It’s that magical time of year once again when anglers from near and far herd to Montauk to take on one of nature’s most celebrated deep sea fishes. While Mr. Spielberg’s first big hit is only loosely based on life in Montauk, The Star Island Yacht Club Shark Tournament is the real deal, and it’s coming at you this weekend.
Blood lusting fishers are bringing out the big boats for the event, where the entry fee is $1,000 and the official grand prize is $30,000. All told, the tournament will give away $60,000, with daily prizes for heaviest makos, blues and “other species.” But the elaborate side bets known as calcuttas can considerably up the ante—last year’s winners, Capt. Ed Poller and the crew of the “Pea Pod,” walked off with a hefty purse weighing in at close to $300,000 for roping in a 152 pound mako.
The strange combination of hunting, gambling and merrymaking produces an almost palpable euphoria—you can almost taste the testosterone in the air. The Yacht Club will be a veritable pleasure island this weekend with festivities spilling from boats along the docks and into the Star Island Grill, where the infamous Ms. Patti Sales will be manning the blender. The fun starts off with a captain’s meeting on Thursday evening, followed by two solid days of fishing and an epic award dinner on Saturday night.
On Friday and Saturday, anglers will head offshore and start chumming—or spreading a “slick” of bloody, ground-up fish parts for miles around their boats. Unlike our hero in Laura Hillenbrand’s Unbroken, these dudes are trying to attract sharks. Ideally, they’ll have sharks swarming their boat—big, big sharks—and with a bit of luck, one of them will get hooked. (Hopefully the biggest.)
Each boat is only allowed one shark per day, and the fish must meet stringent weight requirements. Sharks that aren’t kept are tagged and released to aid in oceanographic research. Shark meat harvested during the tournament, while not considered a delicacy, is nobly donated to the Long Island Council of Churches’ food pantry.
Spectators can swing by the club—where a pool area and fantastic casual restaurant and bar await—to catch a glimpse of some of the action. As the boats come in, the sharks are weighed on a giant hook while revelers young and old exercise their fascination with giant fish. Typically the entire crew is paparazzied in an endless stream of photo-taking, at least until someone else brings in a bigger shark.
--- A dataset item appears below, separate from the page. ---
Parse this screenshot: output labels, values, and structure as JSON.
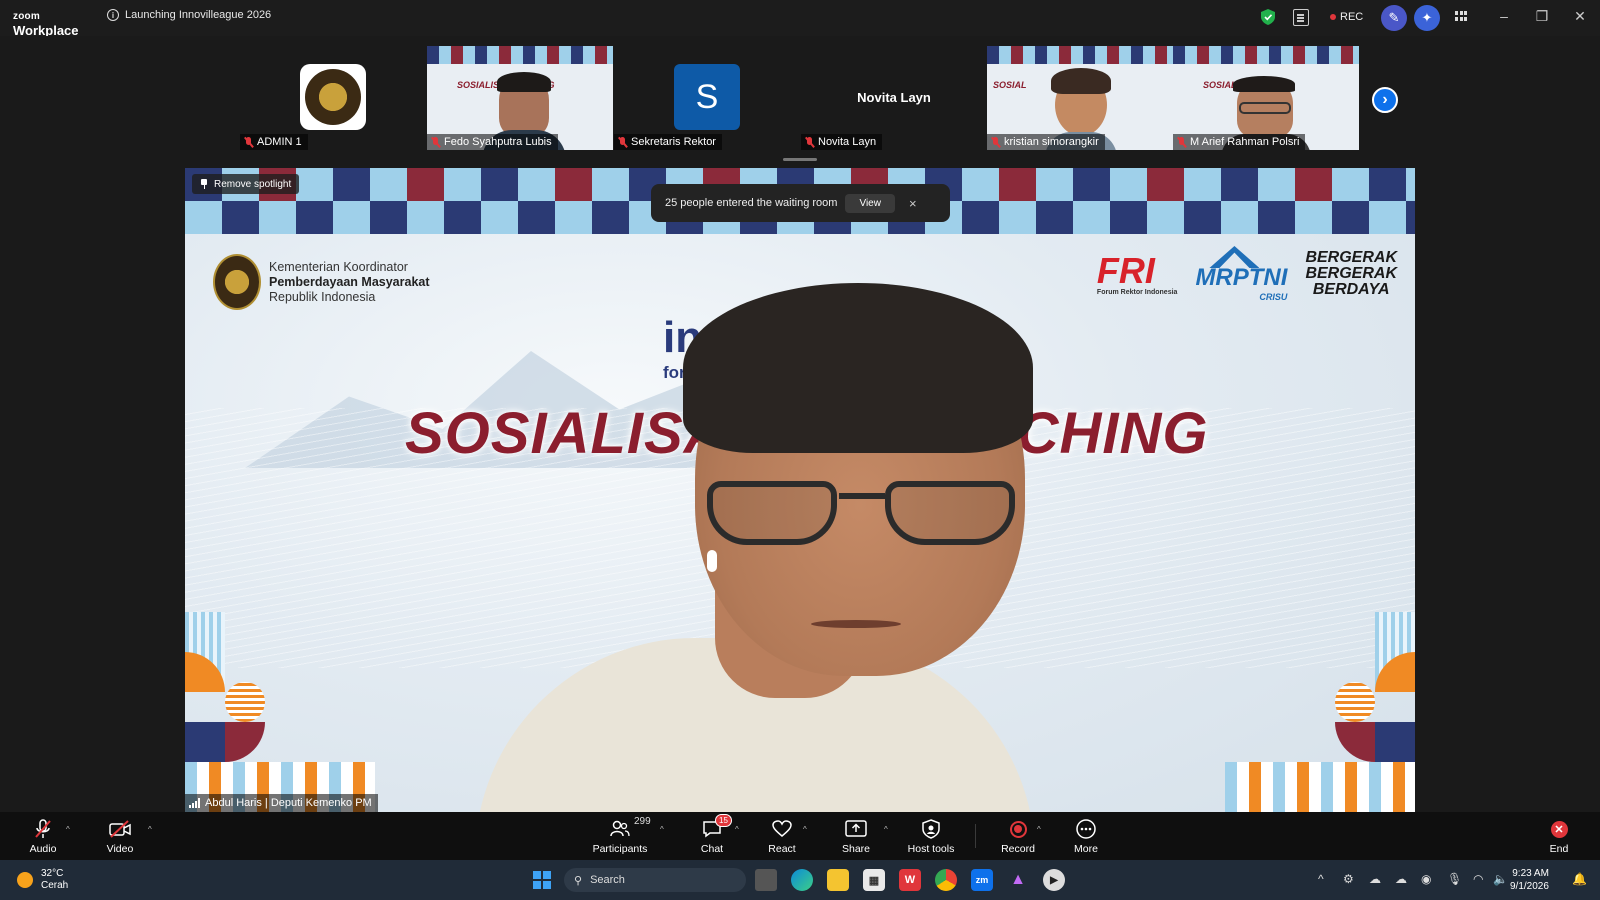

Aside from the blood, guts and gore, one of the neatest things about the shark tourney weekend is the absurd awesomeness of some of the boats. We’re talking about big boats here. Boats that cost more money than your house. Boats that are much nicer than your house. And they’re burning up as many as 500 gallons of fuel per day, making this quite the expensive weekend. (In the interests of sporting, it should be duly noted that this is an excellent weekend for gold digging.)
A full list of tournament details and regulations—along with some righteous fish pictures—are listed at the Yacht Club’s website, www.starislandyc.com. For those who aren’t blessed with a big boat but have the cash to spend, there are a number of charters available to fish the tournament. The fishing goes on from 6 a.m. to 6 p.m. on Friday, and sharks must be weighed by 5 p.m. on Saturday. Sorry, Hannibal, but “use of mammal blood or flesh is strictly prohibited” in the interests of fair chumming. Keeping your toes out of the water is also recommended.
STAR ISLAND YACHT CLUB SHARK TOURNAMENT 6/14, 6 a.m.–6/16, 6 p.m. The 26th annual shark tournament will take place at Star Island. For more info call 631-668-5052.